Last week, U.S. District Judge Louis Stanton in New York ordered Google to give Viacom detailed records about YouTube users, including their screen names, IP addresses and videos viewed. Viacom had requested the information as part of its $1 billion copyright infringement lawsuit against Google's YouTube.
Google responded that it would seek to anonymize the records before disclosing them. Viacom, meanwhile, promised to keep information about YouTube users confidential. "The personally identifiable information that YouTube collects from its users will be stripped from the data before it is transferred to Viacom. Viacom will use the data exclusively for the purpose of proving our case against YouTube and Google," Viacom said in a statement posted on its Web site.
As of Thursday evening, Viacom and Google were still attempting to hammer out exactly how the YouTube data would be anonymized.
But Cavoukian said such efforts won't necessarily work. "Those are hollow assurances," she told Online MediaDaily, adding that many data breaches have often been caused by insiders acting against company directives. Cavoukian also points out that the court order isn't limited geographically, which means it affects the privacy of Canadian YouTube users as well as those in the U.S.
In her letter to Google, Cavoukian urged the company to argue that Stanton's order violates the U.S. Video Privacy and Protection Act. That 1988 law, passed after a newspaper published video rental records of U.S. Supreme Court nominee Robert Bork, bans the release of information about people's video rentals without their consent.
Last week's order has drawn protests from the digital rights group Electronic Frontier Foundation, which also urged Google to appeal it. Google last week said it doesn't intend to appeal Stanton's order.
Viacom says it needs the information to show that YouTube garnered its huge audience due to pirated clips. Google argues that the Digital Millennium Copyright Act safe harbor provisions immunize it from suit provided it removes copyrighted material upon request. But Viacom argues that those safe harbors don't apply if Google has directly profited from copyrighted material.
Two years ago, Google opposed an attempt by the U.S. Department of Justice to subpoena users' search queries.
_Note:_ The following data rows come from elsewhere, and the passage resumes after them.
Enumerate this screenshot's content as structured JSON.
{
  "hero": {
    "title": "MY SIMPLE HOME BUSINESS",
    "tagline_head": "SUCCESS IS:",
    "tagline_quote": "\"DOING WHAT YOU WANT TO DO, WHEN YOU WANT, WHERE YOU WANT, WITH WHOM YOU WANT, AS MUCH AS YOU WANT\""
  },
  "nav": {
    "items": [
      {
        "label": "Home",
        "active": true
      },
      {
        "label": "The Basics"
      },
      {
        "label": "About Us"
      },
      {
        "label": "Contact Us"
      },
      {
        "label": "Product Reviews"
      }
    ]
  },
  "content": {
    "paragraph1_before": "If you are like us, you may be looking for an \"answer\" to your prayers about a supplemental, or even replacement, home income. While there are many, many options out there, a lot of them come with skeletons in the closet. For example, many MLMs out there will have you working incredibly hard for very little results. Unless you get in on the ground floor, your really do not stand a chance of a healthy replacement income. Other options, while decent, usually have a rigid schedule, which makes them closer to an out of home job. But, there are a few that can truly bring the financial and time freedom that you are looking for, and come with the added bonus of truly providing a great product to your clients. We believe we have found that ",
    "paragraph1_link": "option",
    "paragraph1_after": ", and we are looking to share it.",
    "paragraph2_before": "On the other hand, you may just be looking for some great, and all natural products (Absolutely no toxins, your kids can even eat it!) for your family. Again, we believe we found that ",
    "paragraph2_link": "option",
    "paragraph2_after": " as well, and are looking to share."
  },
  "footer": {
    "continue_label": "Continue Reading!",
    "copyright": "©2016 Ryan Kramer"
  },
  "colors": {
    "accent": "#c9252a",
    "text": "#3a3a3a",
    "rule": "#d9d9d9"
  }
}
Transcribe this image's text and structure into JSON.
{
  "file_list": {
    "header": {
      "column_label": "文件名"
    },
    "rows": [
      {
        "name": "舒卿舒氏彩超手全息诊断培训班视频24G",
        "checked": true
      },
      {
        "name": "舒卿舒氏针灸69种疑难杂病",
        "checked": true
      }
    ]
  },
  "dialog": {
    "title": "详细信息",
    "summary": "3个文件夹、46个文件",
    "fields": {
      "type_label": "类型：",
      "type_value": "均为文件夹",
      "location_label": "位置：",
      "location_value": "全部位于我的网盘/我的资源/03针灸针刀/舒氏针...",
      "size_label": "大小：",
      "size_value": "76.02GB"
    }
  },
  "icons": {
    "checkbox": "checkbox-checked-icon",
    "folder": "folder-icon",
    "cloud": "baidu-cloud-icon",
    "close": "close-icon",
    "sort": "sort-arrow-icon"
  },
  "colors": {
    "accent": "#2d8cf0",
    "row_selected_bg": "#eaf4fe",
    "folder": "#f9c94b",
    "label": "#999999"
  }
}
In that case, the ACLU got involved before the court ruled in Google's favor.